[Interface dataset entries]
Content starts

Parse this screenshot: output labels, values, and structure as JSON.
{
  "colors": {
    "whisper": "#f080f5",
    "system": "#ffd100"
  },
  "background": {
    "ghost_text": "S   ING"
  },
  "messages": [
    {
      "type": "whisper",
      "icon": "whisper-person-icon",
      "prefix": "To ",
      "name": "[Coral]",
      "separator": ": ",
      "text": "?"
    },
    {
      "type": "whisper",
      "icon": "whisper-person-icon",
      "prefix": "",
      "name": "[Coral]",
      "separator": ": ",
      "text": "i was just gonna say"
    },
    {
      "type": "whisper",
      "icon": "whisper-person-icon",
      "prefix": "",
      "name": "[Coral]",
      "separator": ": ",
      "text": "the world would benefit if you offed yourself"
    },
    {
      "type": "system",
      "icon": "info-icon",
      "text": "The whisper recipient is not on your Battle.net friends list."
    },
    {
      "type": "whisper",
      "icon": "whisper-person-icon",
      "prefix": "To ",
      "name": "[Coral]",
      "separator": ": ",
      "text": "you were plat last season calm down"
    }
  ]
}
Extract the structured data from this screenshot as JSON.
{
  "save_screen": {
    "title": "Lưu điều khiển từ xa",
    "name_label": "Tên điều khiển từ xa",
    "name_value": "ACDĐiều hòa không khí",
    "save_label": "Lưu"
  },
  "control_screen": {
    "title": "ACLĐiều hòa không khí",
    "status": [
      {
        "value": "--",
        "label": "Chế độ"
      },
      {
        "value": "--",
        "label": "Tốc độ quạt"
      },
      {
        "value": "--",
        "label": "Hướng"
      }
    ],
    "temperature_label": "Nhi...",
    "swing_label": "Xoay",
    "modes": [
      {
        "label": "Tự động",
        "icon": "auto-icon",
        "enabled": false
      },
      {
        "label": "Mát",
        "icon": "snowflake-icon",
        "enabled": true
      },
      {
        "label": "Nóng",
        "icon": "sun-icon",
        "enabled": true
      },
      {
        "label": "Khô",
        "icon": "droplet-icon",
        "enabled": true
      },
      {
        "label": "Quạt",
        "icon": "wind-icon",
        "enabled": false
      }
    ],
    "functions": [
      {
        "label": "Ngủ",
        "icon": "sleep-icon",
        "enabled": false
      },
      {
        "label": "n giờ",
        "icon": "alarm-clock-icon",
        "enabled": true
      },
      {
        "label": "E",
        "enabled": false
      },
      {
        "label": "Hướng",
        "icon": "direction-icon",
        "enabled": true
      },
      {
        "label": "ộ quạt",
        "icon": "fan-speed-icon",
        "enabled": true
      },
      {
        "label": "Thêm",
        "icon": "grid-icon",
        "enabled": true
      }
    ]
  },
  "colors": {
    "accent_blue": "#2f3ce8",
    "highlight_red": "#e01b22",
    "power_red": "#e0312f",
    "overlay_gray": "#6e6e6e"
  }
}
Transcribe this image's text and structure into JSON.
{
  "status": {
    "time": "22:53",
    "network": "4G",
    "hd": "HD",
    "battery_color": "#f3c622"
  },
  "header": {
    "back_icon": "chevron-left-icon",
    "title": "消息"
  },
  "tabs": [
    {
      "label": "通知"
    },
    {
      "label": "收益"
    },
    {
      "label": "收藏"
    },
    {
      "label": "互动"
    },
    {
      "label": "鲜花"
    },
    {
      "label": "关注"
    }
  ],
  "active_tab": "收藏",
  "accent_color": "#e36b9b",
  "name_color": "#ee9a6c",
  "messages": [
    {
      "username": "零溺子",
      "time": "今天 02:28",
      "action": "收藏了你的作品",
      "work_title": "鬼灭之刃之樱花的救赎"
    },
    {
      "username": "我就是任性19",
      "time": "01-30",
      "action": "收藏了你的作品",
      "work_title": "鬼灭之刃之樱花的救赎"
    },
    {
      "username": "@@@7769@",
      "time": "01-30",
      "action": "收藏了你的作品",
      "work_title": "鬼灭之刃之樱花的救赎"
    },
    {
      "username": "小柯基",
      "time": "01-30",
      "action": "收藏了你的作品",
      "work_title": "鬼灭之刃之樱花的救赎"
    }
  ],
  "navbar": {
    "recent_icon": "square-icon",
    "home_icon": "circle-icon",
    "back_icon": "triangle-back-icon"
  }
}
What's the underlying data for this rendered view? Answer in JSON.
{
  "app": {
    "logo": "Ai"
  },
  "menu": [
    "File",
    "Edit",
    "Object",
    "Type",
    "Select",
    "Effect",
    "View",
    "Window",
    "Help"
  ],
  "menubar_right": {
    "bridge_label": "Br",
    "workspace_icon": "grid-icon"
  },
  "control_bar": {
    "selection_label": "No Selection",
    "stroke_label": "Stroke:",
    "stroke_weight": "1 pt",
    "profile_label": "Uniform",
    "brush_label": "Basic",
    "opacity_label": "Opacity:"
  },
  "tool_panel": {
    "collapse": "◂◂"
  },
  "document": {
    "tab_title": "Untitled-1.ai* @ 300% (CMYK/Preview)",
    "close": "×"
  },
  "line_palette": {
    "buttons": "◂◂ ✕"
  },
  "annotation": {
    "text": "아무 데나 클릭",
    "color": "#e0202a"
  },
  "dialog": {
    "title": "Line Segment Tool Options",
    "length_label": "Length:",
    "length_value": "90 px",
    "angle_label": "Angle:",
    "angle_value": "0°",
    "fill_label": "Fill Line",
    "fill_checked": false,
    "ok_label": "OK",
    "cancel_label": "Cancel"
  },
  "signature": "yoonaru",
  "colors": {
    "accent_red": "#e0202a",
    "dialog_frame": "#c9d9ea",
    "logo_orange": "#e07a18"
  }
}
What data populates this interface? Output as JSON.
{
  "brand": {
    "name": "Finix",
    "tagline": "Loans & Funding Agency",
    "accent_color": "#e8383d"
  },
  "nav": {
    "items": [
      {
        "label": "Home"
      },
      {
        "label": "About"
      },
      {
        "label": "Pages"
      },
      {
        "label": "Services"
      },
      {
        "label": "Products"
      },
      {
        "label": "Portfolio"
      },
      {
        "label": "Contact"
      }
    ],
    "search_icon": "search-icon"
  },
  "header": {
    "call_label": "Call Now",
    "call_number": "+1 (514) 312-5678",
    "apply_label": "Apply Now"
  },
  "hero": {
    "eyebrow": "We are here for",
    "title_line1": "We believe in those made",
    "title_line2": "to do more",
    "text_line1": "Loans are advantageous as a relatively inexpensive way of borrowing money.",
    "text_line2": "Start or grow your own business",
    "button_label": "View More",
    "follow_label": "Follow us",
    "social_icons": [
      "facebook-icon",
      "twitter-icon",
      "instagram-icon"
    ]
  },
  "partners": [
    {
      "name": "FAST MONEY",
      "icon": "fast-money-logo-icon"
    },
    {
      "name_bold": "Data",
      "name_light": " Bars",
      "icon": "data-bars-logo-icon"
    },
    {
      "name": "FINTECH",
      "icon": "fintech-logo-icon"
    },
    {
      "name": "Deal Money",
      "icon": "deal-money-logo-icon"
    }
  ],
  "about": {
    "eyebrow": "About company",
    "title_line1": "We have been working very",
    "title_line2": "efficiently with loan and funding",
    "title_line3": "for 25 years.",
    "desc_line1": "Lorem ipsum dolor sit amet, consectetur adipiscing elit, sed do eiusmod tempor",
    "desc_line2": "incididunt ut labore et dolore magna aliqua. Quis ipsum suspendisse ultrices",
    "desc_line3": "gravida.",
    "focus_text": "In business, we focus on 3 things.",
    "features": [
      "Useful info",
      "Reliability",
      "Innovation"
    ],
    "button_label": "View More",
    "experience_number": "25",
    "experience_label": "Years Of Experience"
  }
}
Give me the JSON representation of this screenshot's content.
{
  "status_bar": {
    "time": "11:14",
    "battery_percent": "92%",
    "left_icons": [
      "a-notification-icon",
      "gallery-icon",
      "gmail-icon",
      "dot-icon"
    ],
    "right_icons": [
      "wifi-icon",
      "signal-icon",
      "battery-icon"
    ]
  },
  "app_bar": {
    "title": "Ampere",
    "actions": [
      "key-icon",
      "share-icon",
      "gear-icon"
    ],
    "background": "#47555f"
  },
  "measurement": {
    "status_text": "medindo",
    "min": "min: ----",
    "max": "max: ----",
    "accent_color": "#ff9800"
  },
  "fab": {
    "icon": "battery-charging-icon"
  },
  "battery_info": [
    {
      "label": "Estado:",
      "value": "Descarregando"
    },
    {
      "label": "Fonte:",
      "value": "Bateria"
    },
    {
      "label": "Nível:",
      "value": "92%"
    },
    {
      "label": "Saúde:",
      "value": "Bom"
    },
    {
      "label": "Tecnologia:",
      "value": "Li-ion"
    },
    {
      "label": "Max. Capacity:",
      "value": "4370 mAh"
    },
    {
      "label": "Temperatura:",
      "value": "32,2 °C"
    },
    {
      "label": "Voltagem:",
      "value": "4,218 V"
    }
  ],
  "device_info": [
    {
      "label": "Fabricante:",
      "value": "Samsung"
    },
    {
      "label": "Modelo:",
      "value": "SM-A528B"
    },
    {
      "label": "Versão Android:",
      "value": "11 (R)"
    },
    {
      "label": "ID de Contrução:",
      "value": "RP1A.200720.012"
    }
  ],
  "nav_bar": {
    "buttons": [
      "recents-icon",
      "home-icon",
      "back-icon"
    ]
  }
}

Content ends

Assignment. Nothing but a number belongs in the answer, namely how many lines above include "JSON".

Answer space. 6